[[ INPUT open ]]

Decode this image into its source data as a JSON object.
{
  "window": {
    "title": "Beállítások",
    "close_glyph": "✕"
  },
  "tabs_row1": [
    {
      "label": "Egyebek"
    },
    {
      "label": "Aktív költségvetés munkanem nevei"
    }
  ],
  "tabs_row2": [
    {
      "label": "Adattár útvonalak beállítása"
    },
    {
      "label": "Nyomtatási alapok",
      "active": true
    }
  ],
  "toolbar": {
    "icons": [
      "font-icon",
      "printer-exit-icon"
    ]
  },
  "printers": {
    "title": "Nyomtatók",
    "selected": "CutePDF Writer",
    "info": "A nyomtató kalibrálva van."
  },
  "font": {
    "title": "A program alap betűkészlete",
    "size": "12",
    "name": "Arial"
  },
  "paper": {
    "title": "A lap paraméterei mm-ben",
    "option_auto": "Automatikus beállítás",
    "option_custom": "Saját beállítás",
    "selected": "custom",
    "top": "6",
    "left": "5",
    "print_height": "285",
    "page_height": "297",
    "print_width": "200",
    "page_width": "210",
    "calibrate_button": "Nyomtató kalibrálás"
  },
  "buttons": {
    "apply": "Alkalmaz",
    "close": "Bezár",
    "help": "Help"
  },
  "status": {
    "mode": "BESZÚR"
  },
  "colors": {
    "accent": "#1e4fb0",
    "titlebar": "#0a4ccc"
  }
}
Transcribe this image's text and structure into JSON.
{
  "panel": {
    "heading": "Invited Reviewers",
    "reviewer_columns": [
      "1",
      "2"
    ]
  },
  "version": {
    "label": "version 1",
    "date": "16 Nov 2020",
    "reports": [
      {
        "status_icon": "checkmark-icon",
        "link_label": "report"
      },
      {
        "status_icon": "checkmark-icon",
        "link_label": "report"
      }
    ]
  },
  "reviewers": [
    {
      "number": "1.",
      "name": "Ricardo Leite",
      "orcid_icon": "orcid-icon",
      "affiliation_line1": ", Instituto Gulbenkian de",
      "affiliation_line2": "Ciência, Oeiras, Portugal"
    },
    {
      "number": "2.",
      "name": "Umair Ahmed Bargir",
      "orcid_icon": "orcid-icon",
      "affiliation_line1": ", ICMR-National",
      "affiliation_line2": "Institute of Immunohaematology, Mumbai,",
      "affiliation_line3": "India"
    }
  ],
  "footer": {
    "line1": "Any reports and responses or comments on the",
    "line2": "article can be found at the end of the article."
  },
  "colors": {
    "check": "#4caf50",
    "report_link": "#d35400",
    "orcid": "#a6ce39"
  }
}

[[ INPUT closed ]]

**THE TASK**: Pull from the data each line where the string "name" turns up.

**TASK OUTPUT**:
    "name": "Arial"
      "name": "Ricardo Leite",
      "name": "Umair Ahmed Bargir",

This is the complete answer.